START THE DATA

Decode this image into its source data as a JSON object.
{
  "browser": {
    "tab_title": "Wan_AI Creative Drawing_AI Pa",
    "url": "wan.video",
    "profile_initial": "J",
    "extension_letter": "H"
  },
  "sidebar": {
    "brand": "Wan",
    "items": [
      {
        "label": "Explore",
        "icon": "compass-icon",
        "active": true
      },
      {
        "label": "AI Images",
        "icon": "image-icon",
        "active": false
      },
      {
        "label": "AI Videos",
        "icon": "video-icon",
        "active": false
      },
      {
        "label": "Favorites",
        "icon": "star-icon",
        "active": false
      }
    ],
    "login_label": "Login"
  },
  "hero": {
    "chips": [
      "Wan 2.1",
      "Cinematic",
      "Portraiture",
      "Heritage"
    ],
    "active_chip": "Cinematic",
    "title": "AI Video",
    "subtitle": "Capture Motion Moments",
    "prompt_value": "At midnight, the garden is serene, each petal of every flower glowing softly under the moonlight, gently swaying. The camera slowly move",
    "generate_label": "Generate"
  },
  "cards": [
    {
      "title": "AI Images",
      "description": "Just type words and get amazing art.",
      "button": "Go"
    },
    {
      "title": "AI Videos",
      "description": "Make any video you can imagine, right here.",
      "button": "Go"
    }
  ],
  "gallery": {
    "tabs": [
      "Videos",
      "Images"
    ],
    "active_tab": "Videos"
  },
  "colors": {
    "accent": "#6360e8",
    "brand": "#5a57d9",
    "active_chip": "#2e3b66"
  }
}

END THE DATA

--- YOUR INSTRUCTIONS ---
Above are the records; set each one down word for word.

--- EXPECTED ANSWER ---
Decode this image into its source data as a JSON object.
{
  "browser": {
    "tab_title": "Wan_AI Creative Drawing_AI Pa",
    "url": "wan.video",
    "profile_initial": "J",
    "extension_letter": "H"
  },
  "sidebar": {
    "brand": "Wan",
    "items": [
      {
        "label": "Explore",
        "icon": "compass-icon",
        "active": true
      },
      {
        "label": "AI Images",
        "icon": "image-icon",
        "active": false
      },
      {
        "label": "AI Videos",
        "icon": "video-icon",
        "active": false
      },
      {
        "label": "Favorites",
        "icon": "star-icon",
        "active": false
      }
    ],
    "login_label": "Login"
  },
  "hero": {
    "chips": [
      "Wan 2.1",
      "Cinematic",
      "Portraiture",
      "Heritage"
    ],
    "active_chip": "Cinematic",
    "title": "AI Video",
    "subtitle": "Capture Motion Moments",
    "prompt_value": "At midnight, the garden is serene, each petal of every flower glowing softly under the moonlight, gently swaying. The camera slowly move",
    "generate_label": "Generate"
  },
  "cards": [
    {
      "title": "AI Images",
      "description": "Just type words and get amazing art.",
      "button": "Go"
    },
    {
      "title": "AI Videos",
      "description": "Make any video you can imagine, right here.",
      "button": "Go"
    }
  ],
  "gallery": {
    "tabs": [
      "Videos",
      "Images"
    ],
    "active_tab": "Videos"
  },
  "colors": {
    "accent": "#6360e8",
    "brand": "#5a57d9",
    "active_chip": "#2e3b66"
  }
}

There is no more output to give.